The preference storage and selection means 126 in a preferred embodiment includes half a dozen or so mechanical push buttons disposed on a face of the radio 115 similar to the prior art buttons 17 in FIG. 2. The radio station preference information as user input is stored into the memory 112 via paths 111, 109 for subsequent selection under the control of the control electronics 120 via paths 111, 107.
The adjustment setting means 132 in a preferred embodiment includes the typical knobs (e.g., reference 14 of FIG. 2), dials or other user input devices 130 where preferred radio adjustment settings for volume (of each speaker or all speakers), bass, treble and the like for a user are entered and stored in the radio memory 112. Such stored adjustment setting information is associated with the driver identification information of the user in the memory 112 so that the settings that were last used before the turn off of the radio will be applied by the control electronics 120 to the speaker output once the same user is identified the next time he turns on the radio 115.

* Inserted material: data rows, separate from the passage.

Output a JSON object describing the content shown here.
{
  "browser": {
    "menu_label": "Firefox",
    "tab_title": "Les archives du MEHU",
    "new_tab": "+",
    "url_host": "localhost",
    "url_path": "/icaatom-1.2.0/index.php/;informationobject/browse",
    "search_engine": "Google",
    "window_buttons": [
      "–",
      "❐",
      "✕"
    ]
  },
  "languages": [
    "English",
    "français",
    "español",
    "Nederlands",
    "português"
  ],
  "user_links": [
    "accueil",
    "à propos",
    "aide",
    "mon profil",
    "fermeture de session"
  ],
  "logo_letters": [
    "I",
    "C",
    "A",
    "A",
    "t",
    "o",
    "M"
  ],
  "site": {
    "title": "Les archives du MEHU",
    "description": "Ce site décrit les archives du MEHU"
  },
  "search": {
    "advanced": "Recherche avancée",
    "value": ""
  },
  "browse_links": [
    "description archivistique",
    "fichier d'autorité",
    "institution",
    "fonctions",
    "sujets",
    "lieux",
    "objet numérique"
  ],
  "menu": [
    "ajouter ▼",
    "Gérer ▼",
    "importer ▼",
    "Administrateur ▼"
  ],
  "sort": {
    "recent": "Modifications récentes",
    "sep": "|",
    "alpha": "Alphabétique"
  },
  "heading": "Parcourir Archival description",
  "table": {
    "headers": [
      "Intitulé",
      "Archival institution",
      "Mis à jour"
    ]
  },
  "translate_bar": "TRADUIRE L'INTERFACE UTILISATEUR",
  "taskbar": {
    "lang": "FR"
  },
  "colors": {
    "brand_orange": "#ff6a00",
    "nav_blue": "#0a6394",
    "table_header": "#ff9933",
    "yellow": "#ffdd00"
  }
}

When the radio 115 is ON, a driver may provide user input via path 113 to either store or select preferred radio station frequencies using methods well known in the art. Since the current driver identity is received by the radio 115 from the identification system 105, the preference storage and selection information actuated by using the preference means 126 via path 113 is then associated with the current driver identity in the memory 112. For instance, a driver A saves a radio station frequency B through the preference means 126 (e.g., depressing a mechanical push button C for a few seconds while the station is being tuned to). The control electronics 120 will then process the information and will then preferably via firmware and in memory 112 link the radio station frequency B to the mechanical button C and the current driver identity received from the identification system 105. Subsequently, to select and tune to the previously-saved radio station B, the driver A after having been identified by the identification system 105, will actuate the preference means 126 (e.g., depressing briefly the mechanical push button C). The control electronics 120 will then retrieve from memory 112 the radio station frequency B that is linked to the matching current driver identity and the mechanical push button C and will then proceed to tune to the radio station frequency B.
As a result, the driver A storing or selecting a radio station frequency using a particular mechanical button of the preference means 126 is distinguishable from a driver D storing or selecting another radio station frequency using the same particular mechanical button. In other words, the driver A operates the preference means 126 as if he is the only driver to the car and the same is true for driver D.
The foregoing description of preferred embodiments of the present invention have been presented for purposes of illustration and description. They are not intended to be exhaustive or to limit the invention to the precise forms disclosed, and obviously many modifications and variations are possible in light of the above teaching. It is intended that the scope of the invention be defined by the claims appended hereto and their equivalents.